We are delighted to invite you the hottest Southwestern art show this spring
Please join us for our Cowboys & Indians show featuring four painters who are thrilling the art world with their dynamic work.
The show runs February 25th & 26th from 1 to 4 each day, with light appetizers, cowboy cosmos, beer, and wine served on Saturday, February 25th.
All of the artists will be present and on-hand to discuss their newest paintings. We know you will enjoy meeting these talented men and hearing their stories:
Eric is a new artist here at Rogoway Gallery, and we are pleased to be able to offer his work to our discerning collectors.
Comanche artist Eric Tippeconnic is an enrolled member of the Comanche Nation on his father’s side and his mother hails from Copenhagen, Denmark.
Using bright, rich and vibrant color combinations, Eric utilizes his artwork to capture movement that serves as a metaphor for the viewer which boldly states that Indigenous American cultures while intimately connected to their history are in fact contemporary, alive, and constantly evolving.
From as early as he can remember Brandon Bailey has had an immense interest in art. From doing pencil drawings as a child and teenager, Brandon built a foundation which would lead into to a career as a fine artist.
In his work, Bailey tries to harmonize bold, loose brushstrokes with detailed focal points. He paints subjects that he knows firsthand-whether it is a close encounter with a bull elk or being flung into the air by a cantankerous rodeo bull, those life experiences grant him the knowledge needed to render his subjects with the utmost integrity.
Emerging Artist Del Curfman is an enrolled member of the Crow Nation of Montana. He is currently enrolled and obtaining his BFA in Studio Arts with a focus on painting at the Institute of American Indian Arts in Santa Fe, New Mexico.
Curfman’s culture has been a constant influence in his life and work. His work represents techniques and styles of Impressionism. With loose brushwork and semi-abstraction he captures the essence of nature.
David K. John has lived his own words, working from his own inspiration, creating paintings based on Navajo mythology and stories. Communicating a quiet spirituality that speaks universally, his unique expressions are becoming more widely recognized and admired.
Raised by his great grandfather, David grew up hearing the stories and teachings of his homeland. In his art, John expresses his own interpretations of his childhood learning with the utmost care and respect.

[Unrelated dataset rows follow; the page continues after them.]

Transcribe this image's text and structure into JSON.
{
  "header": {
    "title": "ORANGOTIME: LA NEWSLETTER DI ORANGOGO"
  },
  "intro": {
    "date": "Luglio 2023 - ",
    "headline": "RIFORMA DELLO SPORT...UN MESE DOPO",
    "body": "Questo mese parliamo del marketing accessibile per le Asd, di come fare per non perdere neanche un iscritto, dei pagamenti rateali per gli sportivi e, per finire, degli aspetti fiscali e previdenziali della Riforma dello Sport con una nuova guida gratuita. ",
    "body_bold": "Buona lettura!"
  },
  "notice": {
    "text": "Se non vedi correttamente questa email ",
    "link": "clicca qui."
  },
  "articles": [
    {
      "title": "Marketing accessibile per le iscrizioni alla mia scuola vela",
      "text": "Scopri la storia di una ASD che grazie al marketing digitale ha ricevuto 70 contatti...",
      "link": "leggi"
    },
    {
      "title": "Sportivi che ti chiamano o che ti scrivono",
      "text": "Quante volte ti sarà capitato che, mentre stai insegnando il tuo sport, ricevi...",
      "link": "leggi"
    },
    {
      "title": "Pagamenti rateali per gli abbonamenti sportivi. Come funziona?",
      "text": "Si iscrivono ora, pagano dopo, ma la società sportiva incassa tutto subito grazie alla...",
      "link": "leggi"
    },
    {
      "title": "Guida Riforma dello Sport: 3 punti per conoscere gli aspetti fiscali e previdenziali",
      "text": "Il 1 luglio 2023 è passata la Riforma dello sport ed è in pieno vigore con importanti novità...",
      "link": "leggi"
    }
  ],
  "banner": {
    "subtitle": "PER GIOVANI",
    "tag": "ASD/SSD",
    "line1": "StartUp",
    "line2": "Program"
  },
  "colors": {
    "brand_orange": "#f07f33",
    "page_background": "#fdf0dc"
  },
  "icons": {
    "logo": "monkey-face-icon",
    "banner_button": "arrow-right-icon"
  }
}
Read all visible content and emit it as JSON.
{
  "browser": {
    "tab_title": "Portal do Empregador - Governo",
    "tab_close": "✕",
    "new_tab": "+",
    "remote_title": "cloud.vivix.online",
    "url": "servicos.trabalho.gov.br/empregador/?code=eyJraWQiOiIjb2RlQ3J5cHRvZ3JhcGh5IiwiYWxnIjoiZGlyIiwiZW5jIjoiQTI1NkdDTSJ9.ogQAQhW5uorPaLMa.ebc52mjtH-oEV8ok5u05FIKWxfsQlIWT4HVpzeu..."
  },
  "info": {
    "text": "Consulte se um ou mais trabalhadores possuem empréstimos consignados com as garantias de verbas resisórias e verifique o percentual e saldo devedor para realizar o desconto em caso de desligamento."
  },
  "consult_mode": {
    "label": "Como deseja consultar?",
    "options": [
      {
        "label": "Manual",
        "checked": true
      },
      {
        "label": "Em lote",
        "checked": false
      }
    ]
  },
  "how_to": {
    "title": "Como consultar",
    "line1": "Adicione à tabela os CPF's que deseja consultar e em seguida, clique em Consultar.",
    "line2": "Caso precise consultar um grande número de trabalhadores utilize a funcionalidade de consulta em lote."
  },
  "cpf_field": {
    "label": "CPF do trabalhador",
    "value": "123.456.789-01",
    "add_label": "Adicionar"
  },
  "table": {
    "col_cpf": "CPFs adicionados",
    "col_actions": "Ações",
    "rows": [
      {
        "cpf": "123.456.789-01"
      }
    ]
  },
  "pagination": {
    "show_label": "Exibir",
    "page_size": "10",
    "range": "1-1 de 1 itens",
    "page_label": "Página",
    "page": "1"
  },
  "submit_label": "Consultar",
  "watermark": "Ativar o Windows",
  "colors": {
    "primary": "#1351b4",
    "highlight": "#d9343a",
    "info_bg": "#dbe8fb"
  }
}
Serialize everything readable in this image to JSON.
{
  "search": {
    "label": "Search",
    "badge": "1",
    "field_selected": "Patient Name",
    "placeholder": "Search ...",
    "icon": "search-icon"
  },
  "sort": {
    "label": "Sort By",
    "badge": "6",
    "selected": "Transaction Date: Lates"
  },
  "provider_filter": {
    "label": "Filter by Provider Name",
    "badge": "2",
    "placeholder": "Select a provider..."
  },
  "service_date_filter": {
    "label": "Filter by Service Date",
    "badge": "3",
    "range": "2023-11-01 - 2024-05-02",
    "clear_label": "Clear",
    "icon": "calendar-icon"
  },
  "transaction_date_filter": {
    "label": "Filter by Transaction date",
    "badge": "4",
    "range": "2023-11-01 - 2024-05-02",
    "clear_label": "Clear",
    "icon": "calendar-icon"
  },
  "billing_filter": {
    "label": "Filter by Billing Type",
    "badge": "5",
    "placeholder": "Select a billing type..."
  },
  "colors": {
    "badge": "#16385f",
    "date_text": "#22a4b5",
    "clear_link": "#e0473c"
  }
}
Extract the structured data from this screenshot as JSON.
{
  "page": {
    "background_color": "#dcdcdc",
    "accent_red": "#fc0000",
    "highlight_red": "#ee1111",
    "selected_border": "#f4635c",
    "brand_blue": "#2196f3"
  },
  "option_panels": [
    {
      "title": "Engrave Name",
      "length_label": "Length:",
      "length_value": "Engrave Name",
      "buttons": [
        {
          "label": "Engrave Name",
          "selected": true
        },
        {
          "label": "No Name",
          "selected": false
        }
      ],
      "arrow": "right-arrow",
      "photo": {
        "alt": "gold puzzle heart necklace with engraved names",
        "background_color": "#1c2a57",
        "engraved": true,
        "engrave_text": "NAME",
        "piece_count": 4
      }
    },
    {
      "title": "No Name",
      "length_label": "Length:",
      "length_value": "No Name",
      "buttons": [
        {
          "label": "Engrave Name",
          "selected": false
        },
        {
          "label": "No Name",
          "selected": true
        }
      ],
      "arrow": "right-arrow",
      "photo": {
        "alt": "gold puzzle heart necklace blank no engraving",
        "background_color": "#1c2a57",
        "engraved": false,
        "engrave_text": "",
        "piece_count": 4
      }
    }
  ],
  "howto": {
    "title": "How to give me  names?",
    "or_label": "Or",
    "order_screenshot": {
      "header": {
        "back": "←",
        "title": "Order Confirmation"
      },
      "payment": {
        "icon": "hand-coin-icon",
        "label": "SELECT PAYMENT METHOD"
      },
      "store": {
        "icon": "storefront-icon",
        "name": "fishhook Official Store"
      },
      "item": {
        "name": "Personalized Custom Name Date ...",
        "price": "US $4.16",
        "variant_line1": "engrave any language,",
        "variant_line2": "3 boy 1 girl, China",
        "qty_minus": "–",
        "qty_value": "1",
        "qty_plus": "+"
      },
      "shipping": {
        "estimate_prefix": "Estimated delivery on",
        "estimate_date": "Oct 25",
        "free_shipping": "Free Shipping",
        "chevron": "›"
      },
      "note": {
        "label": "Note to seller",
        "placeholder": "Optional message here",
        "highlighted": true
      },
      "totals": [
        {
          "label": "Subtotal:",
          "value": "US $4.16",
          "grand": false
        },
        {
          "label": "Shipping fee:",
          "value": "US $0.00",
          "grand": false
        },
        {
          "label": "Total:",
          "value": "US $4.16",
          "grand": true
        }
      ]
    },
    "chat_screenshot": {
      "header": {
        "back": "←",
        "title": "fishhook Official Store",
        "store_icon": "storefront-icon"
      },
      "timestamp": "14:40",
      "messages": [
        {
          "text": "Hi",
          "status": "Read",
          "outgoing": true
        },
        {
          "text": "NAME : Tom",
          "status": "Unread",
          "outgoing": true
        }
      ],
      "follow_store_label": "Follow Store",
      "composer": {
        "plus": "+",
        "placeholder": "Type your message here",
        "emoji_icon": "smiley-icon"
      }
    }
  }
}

John spent much of his childhood attending healing events-from seasonal rituals to sand painting ceremonies where he often participated and was instructed by the most revered members of his culture. Making no excuses for his spirituality, John is specific about his use of color. Like most native American tribes, the Dine associate particular colors with the four directions: yellow-the west, white- the east, turquoise-the south, and black- the north.
Please join us February 25th and 26th from 1 to 4pm to meet the artists and see their latest work. Appetizers, beer, wine, and cowboy cosmos will be served on Saturday. Please contact the gallery with any questions you may have.